-- DATA EXTRACTS follows --

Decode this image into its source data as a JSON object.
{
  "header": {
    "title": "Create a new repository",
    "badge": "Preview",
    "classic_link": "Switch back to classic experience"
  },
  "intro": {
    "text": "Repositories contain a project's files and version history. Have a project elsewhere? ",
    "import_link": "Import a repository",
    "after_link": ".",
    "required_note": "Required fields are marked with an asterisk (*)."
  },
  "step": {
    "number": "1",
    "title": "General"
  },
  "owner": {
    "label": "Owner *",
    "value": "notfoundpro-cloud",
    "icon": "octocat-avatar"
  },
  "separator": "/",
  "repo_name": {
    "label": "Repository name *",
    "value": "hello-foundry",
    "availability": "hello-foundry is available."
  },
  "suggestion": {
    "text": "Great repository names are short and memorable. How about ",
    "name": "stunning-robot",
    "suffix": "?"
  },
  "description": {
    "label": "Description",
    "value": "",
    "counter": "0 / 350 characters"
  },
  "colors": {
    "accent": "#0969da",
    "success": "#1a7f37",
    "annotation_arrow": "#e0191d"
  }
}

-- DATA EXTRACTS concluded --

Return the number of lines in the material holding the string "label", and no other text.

3